This is not your parents' classroom of finger paintings and wooden desks lined up to face the blackboard.
In the new SMALLab -- or Situated Multimedia Arts Learning Laboratory -- at Elizabeth Forward Middle School, there is artwork by Andy Warhol; a black ceiling and walls painted green, purple and blue. There are no desks; instead there are ottomans designed to look like dice.
Still, the signature 21st century aspect in this new classroom is the use of motion-capture technology to track students' movements in 3D as they learn in an interactive and multimodal manner.
"When kids go home they are engaged in this kind of technology," said Elizabeth Forward School District superintendent Bart Rocco. "We want kids to want to come here and to find it interesting and engaging."
In an eighth-grade pre-biology class that is focusing on ecology, SMALLab fits right into the lesson about understanding interactions in complex systems.
"The goal was to be able to identify the difference between a producer, which is any organism that can create its own food as through photosynthesis, and a consumer, any organism that needs to consume a producer to get energy," explained science teacher Ward Cochenour.
The lessons begin on a movable, foam-rubber mat with images of balls -- representing particles -- that are transmitted from a ceiling-mounted projector connected to a computer.
Solid colored balls represent plants and bacteria and any other organism that can produce its own food, while striped balls represent consumers. Green balls represent a type of species that multiplies quickly.
Score is kept as students choose how many balls they want to contribute to the playing surface, with an end goal of striking the right combination of producers and consumers to balance the ecosystem. Rules are configured that define the interactions between each of the particles.

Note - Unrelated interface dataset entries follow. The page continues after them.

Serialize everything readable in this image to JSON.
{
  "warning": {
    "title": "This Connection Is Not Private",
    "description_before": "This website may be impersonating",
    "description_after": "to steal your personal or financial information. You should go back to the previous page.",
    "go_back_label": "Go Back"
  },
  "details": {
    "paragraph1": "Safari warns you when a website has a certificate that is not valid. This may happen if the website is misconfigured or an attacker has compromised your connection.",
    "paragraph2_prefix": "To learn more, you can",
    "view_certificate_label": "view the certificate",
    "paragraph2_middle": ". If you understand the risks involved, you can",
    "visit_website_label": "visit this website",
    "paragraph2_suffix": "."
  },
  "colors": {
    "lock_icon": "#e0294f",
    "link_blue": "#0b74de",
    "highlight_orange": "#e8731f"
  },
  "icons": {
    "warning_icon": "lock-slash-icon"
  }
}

Students watch for interactions from which they form hypotheses. Student pairs take to the floor with wands that activate motion censoring as they try to manipulate the particle movement to test their own hypotheses.
"It involves getting kids' legs and arms up and moving instead of sitting," assistant superintendent Todd E. Keruskin said.
Tyler Breda, 13, of Elizabeth Township said he learned there is a need to balance the food chain as organisms populate quickly.
Ethan McLay, 13, of Elizabeth Township, said he found the experience more engaging than merely reading from a textbook.
Colten Fitterer, 13, of Elizabeth Township said his hypothesis was that whoever had the most balls in the field would come out on top. But he learned that a certain ball can multiply.
Colten, Kynzie Webb, 13, of Elizabeth Township learned that simply striking a numerical balance among balls is not the key to a robust ecosystem.
Funding for the project is from a $20,000 grant from the Allegheny Intermediate Unit as part of a STEAM (Science, Technology, Engineering, Art and Math) initiative.
The package purchased by the district includes other SMALLab scenarios similar in operation to the particle interaction game, but designed to facilitate learning in subject matter such as disease transmission, storyline scenarios, fractions, spring mass, geology, wavelengths and more.
A team of six graduate students from the Entertainment Technology Center at Carnegie Mellon University is working to create additional simulations.
Mr. Rocco said SMALLab is an extremely effective tool in that it brings education to life.
"There is more questioning, more discovery learning, and more leading kids to what they need to know," he said.
Margaret Smykla, freelance: email@example.com.